Eye For Film >> Movies >> Futuro Beach (2014) Film Review
Reviewed by: Amber Wilkinson
Karim Aïnouz's film is, despite its initially strong narrative, more concerned with moods and the energy of emotions than straightforward storytelling. Carved into three segments, each progressively more philosophical and less narrative-driven than the last, it tells the story of Donato (Wagner Moura), who splits his time between being a lifeguard and larking about with his younger brother (Savio Ygor Ramos and played later, in adulthood, by Jesuíta Barbosa) who idolises his "Aquaman" bravery.
High energy is present from the outset, as we watch two bikers race across the dunes, as windmills turn languidly behind them, the men strip off as they pile down to the sea and suddenly the upbeat soundtrack is replaced by the audio assault of the act of drowning as both get into difficulty. It's a striking beginning and Aïnouz uses this notion of transformative energies - violence to love, anger to dancing - throughout the film. It is also the first hint of the colour co-ordination of the film - captured beautifully by cinematographer Ali Olay Gözkaya - which will make much of the contrast between hot reds and cool blues.

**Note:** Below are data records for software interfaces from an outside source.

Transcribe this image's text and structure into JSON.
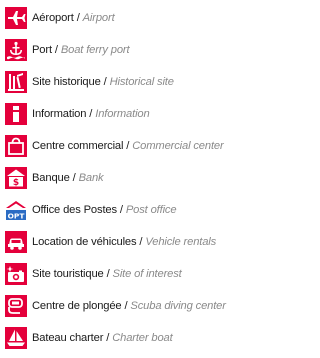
{
  "legend": {
    "items": [
      {
        "icon": "airplane-icon",
        "fr": "Aéroport",
        "en": "Airport"
      },
      {
        "icon": "ferry-port-icon",
        "fr": "Port",
        "en": "Boat ferry port"
      },
      {
        "icon": "historical-site-icon",
        "fr": "Site historique",
        "en": "Historical site"
      },
      {
        "icon": "information-icon",
        "fr": "Information",
        "en": "Information"
      },
      {
        "icon": "shopping-bag-icon",
        "fr": "Centre commercial",
        "en": "Commercial center"
      },
      {
        "icon": "bank-icon",
        "fr": "Banque",
        "en": "Bank"
      },
      {
        "icon": "post-office-icon",
        "fr": "Office des Postes",
        "en": "Post office"
      },
      {
        "icon": "car-rental-icon",
        "fr": "Location de véhicules",
        "en": "Vehicle rentals"
      },
      {
        "icon": "camera-icon",
        "fr": "Site touristique",
        "en": "Site of interest"
      },
      {
        "icon": "diving-icon",
        "fr": "Centre de plongée",
        "en": "Scuba diving center"
      },
      {
        "icon": "sailboat-icon",
        "fr": "Bateau charter",
        "en": "Charter boat"
      }
    ],
    "separator": "/",
    "colors": {
      "icon_bg": "#e4003b",
      "french_text": "#1a1a1a",
      "english_text": "#8a8a8a",
      "post_blue": "#2b6cc4"
    }
  }
}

Donato - in red - is one of those trying to save the men and though German Konrad (Clemens Schick) is rescued, his friend is lost. Meeting to discuss the missing body, it quickly becomes clear there's a spark between the two men and they become lovers. It's interesting to note that although their relationship drives the film and sex scenes are present, the fact that they are gay is refreshingly incidental - this is about deeper universal ideas of commitment, fear and choice.
The second segment of the film concerns what happens to the couple when Donato goes to visit Konrad in Berlin, while the third section sees Donato's past infect his present. Aïnouz emphasises the contrasting environments Donato finds himself in as a way of helping us feel his dislocation. In Brazil, waves of sound are almost always present, along with bright lights and the movement of the sea. The water in Berlin, by contrast, lies still and dark beneath bridges or is confined within an aquarium tank, the light flat and dominated by the blues that come to characterise Konrad just as the reds are associated with Donato. In this landscape, the freedom lies, for the most part, in the manmade confines of brightly lit discos, where more than one character will seek a retreat.
Aïnouz gets his actors to use their physicality to the full, whether it is slamming a plaster cast in frustration or dancing as though no one is watching. Movement is everywhere, with people rarely standing still so that, when they do, it is strikingly noticeable. Some viewers will find the measured ebb and flow of emotions in the film frustrating, particularly in the metaphor-heavy final segment - but if you're willing to go with the flow, this study of emotion develops and maintains a sensual and sensory intensity.Reviewed on: 12 May 2015